What it takes to become a Marine Officer
Each candidate has an Officer Selection Officer who is charged with not only helping them through the application process but also is responsible for leading them and for teaching them and mentoring them in what it means to be a Marine Officer.
The role of the Officer Selection Officer in the Marine Corps is to find mentally, physically and morally qualified personnel and find them a place in the Marine Corps.
So it's their job predominantly to get them ready for Officer Candidates School, make sure they show up here ready, motivated and that they're ready to step into training and succeed.
We have officers who are looking for future officers. They are looking for people much like themselves.
We also look for their letters of recommendation, so to speak, from their professors, from their employers, see what kind of character this person has, do they show up to work, are they a go-getter.
Sometimes, you see something in that young man or woman that they might not realize about themselves, that they have the potential to be a Marine Corps Officer. So, that is definitely a part of the job that you can't teach.
I can tell them about my learning experiences and how I grew as a Marine and as a Marine Officer. But what maybe I joined the Marine Corps for is maybe not the same reason that they're joining. What I do as an Officer Recruiter in turn is I teach them how to manage those expectations, how to be able to say, "Ok, you're gonna fail at some things, you're gonna succeed at some things. But you need to be open and honest about why you wanna do this."
A lot of students wanna become Marine Corps Officers for one: it's different than anything else, it's an opportunity for them to serve, to answer a higher calling.
We are looking for these individuals who have the potential to be the bearers of our nation's protection and that's why it's so important.
When I've spoken to parents about the decision that their children have to make to go to Officer Candidates School, I basically describe it as a win-win situation. If they do four years in the Marine Corps, they're gonna have leadership abilities far ahead of their peers.
You'll be required to lead Marines whether it's in a combat scenario or in a courtroom as a lawyer or piloting a 54 million dollar aircraft. There is gonna be responsibility that resides right there on those two shoulders and you have to be able to handle that and the training that you're gonna get here at OCS is the foundation for that.
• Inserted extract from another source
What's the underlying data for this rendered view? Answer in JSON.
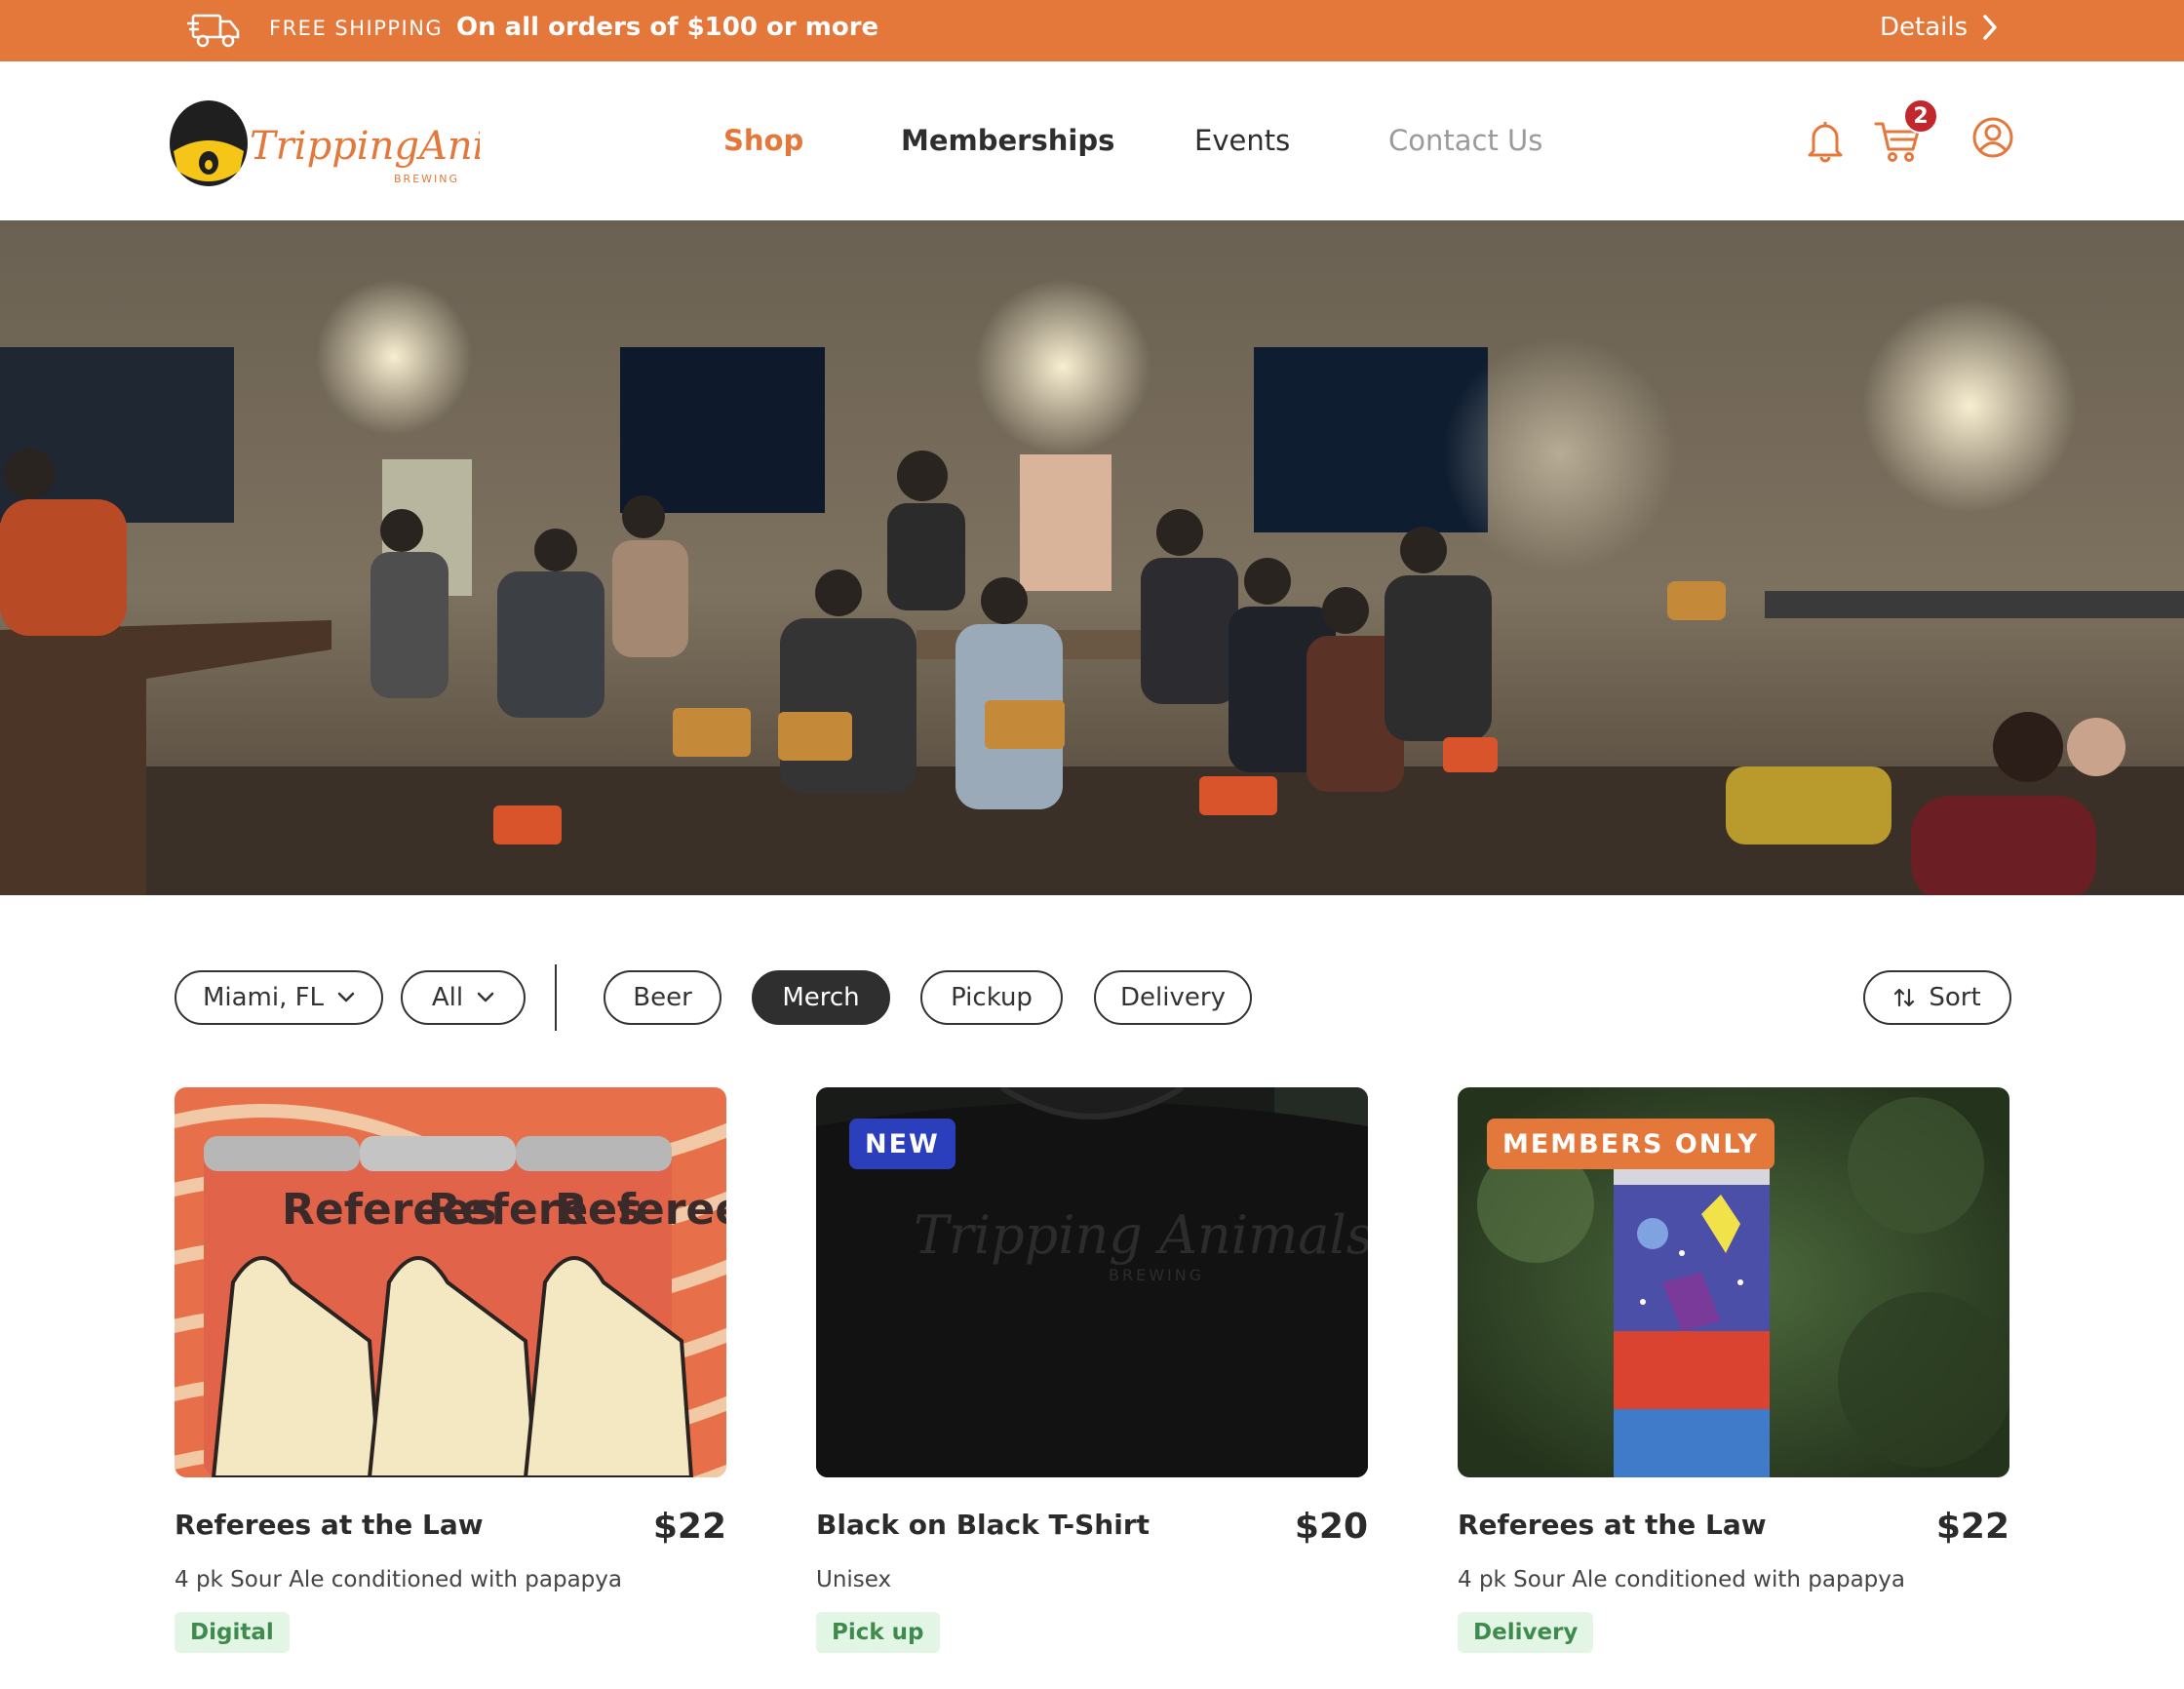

We make leaders of the best young men and women in the world and it just doesn't get any better. I sincerely mean it; I am doing this job simply because I wanted to and I love it.